Sign up
Here's how it works:
  1. Anybody can ask a question
  2. Anybody can answer
  3. The best answers are voted up and rise to the top

I've got an 802.11g wireless router at my apartment. I'm considering an upgrade to 11n after the holidays are over, but I already have issues with my wife's PC having intermittent network connectivity issues.

Compared to 802.11g, does 802.11n offer improved range or some other metric that will improve the quality of my wife's connection? (My PC is right next to the router, so I'm not using the wireless.)

share|improve this question
up vote 1 down vote accepted

Yes. 802.11g offers 45 meters indoor range and 90 meters outdoor. 802.11n bumps those up to 70 meters and 250 meters respectively.

There are probably other issues affecting signal strength though. 45 meters should be adequate for an apartment. Ensure you have no electronics between the laptop and the router which may interfere. Cordless phones are usually the culprit.

share|improve this answer
Is there a document somewhere I can reference? I'm shooting for high WAF with this upgrade. :) – Adam V Dec 10 '09 at 21:35
Real world figures or manufacturers'? – Nathaniel Dec 10 '09 at 21:43
Haha, for sure. I guess the IEEE website wont mean much to her, but wikipedia has a pretty straightforward comparison: – John T Dec 10 '09 at 21:43
@Nathaniel, it's by standards. – John T Dec 10 '09 at 21:45

Yes - Wireless N is not only rated as higher speed, but also higher range.

On top of that, this is not scientific, nor are there benchmarks, but I can tell you from a lot of experience that even if you do not upgrade your devices to N but just the router, you should see better signal strength. Again, this is not written anywhere but I have seen it in 80-90% of the networks I have installed, I can only attribute it to N routers outputting at a higher power or just built better.

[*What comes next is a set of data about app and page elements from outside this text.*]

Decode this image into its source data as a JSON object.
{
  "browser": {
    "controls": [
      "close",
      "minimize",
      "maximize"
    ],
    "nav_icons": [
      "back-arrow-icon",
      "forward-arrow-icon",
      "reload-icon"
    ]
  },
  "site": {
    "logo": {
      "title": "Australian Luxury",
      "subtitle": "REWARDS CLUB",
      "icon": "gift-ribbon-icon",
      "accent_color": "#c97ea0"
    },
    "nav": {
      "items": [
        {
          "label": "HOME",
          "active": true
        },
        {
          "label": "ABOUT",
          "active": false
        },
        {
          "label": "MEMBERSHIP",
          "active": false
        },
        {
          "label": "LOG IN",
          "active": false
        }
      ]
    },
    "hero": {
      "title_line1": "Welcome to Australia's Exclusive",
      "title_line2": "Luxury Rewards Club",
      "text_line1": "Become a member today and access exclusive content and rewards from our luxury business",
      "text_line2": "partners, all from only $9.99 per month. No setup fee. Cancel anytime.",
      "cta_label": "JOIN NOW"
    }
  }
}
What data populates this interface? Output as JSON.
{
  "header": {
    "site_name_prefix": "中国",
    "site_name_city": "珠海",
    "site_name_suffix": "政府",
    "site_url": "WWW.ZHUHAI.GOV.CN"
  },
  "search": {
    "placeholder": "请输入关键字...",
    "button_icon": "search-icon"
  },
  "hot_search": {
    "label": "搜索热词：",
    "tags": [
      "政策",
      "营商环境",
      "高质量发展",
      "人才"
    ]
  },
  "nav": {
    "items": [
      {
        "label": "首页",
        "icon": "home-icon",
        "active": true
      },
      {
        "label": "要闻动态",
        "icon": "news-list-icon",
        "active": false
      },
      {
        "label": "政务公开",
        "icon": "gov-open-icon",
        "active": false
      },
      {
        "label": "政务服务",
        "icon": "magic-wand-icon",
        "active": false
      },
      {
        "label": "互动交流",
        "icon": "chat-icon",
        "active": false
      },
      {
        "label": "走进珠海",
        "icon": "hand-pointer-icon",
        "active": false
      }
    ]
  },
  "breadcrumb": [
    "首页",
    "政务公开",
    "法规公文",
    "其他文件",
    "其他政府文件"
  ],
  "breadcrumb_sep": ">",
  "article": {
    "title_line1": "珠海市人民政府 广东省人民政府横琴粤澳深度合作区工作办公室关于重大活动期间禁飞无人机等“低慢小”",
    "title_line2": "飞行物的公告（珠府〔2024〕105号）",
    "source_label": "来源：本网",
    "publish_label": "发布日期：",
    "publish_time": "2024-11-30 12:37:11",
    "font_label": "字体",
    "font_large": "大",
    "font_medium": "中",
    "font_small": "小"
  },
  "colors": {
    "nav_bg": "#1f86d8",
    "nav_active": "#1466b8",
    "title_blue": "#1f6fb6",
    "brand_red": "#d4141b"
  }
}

Picture from -

alt text

share|improve this answer

You must log in to answer this question.

Not the answer you're looking for? Browse other questions tagged .